SUPPLIED DATA —
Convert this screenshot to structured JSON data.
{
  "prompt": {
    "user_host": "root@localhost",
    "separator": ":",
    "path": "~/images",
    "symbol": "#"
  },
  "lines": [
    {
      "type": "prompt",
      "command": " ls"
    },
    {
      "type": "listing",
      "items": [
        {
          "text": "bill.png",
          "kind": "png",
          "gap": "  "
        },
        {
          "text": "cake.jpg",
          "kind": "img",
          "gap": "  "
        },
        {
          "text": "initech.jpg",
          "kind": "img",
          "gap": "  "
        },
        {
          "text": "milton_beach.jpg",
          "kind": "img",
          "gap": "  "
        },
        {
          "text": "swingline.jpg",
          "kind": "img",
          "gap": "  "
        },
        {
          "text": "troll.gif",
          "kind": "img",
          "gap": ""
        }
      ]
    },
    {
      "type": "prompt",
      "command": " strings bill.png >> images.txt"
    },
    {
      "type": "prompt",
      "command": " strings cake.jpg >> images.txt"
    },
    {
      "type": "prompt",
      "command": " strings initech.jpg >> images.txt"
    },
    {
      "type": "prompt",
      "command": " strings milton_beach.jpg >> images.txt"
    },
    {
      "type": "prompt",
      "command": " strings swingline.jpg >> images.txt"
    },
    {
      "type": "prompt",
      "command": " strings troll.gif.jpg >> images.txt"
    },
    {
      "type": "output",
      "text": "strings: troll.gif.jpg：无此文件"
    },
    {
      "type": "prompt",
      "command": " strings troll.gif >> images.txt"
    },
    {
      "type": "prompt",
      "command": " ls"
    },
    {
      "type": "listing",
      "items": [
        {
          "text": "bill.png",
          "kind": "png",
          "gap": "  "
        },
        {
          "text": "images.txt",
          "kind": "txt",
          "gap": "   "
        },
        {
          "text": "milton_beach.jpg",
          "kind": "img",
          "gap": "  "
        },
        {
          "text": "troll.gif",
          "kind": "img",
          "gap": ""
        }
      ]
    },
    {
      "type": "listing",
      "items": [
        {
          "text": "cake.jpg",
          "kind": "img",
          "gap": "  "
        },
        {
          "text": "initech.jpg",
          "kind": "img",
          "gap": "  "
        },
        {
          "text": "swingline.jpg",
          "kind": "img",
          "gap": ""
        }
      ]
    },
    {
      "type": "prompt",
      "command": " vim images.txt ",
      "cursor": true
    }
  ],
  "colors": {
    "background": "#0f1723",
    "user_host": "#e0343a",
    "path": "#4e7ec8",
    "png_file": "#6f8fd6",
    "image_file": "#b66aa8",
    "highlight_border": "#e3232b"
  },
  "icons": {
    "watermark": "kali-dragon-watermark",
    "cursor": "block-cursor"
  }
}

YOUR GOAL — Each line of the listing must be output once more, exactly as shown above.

RESPONSE BOX —
Convert this screenshot to structured JSON data.
{
  "prompt": {
    "user_host": "root@localhost",
    "separator": ":",
    "path": "~/images",
    "symbol": "#"
  },
  "lines": [
    {
      "type": "prompt",
      "command": " ls"
    },
    {
      "type": "listing",
      "items": [
        {
          "text": "bill.png",
          "kind": "png",
          "gap": "  "
        },
        {
          "text": "cake.jpg",
          "kind": "img",
          "gap": "  "
        },
        {
          "text": "initech.jpg",
          "kind": "img",
          "gap": "  "
        },
        {
          "text": "milton_beach.jpg",
          "kind": "img",
          "gap": "  "
        },
        {
          "text": "swingline.jpg",
          "kind": "img",
          "gap": "  "
        },
        {
          "text": "troll.gif",
          "kind": "img",
          "gap": ""
        }
      ]
    },
    {
      "type": "prompt",
      "command": " strings bill.png >> images.txt"
    },
    {
      "type": "prompt",
      "command": " strings cake.jpg >> images.txt"
    },
    {
      "type": "prompt",
      "command": " strings initech.jpg >> images.txt"
    },
    {
      "type": "prompt",
      "command": " strings milton_beach.jpg >> images.txt"
    },
    {
      "type": "prompt",
      "command": " strings swingline.jpg >> images.txt"
    },
    {
      "type": "prompt",
      "command": " strings troll.gif.jpg >> images.txt"
    },
    {
      "type": "output",
      "text": "strings: troll.gif.jpg：无此文件"
    },
    {
      "type": "prompt",
      "command": " strings troll.gif >> images.txt"
    },
    {
      "type": "prompt",
      "command": " ls"
    },
    {
      "type": "listing",
      "items": [
        {
          "text": "bill.png",
          "kind": "png",
          "gap": "  "
        },
        {
          "text": "images.txt",
          "kind": "txt",
          "gap": "   "
        },
        {
          "text": "milton_beach.jpg",
          "kind": "img",
          "gap": "  "
        },
        {
          "text": "troll.gif",
          "kind": "img",
          "gap": ""
        }
      ]
    },
    {
      "type": "listing",
      "items": [
        {
          "text": "cake.jpg",
          "kind": "img",
          "gap": "  "
        },
        {
          "text": "initech.jpg",
          "kind": "img",
          "gap": "  "
        },
        {
          "text": "swingline.jpg",
          "kind": "img",
          "gap": ""
        }
      ]
    },
    {
      "type": "prompt",
      "command": " vim images.txt ",
      "cursor": true
    }
  ],
  "colors": {
    "background": "#0f1723",
    "user_host": "#e0343a",
    "path": "#4e7ec8",
    "png_file": "#6f8fd6",
    "image_file": "#b66aa8",
    "highlight_border": "#e3232b"
  },
  "icons": {
    "watermark": "kali-dragon-watermark",
    "cursor": "block-cursor"
  }
}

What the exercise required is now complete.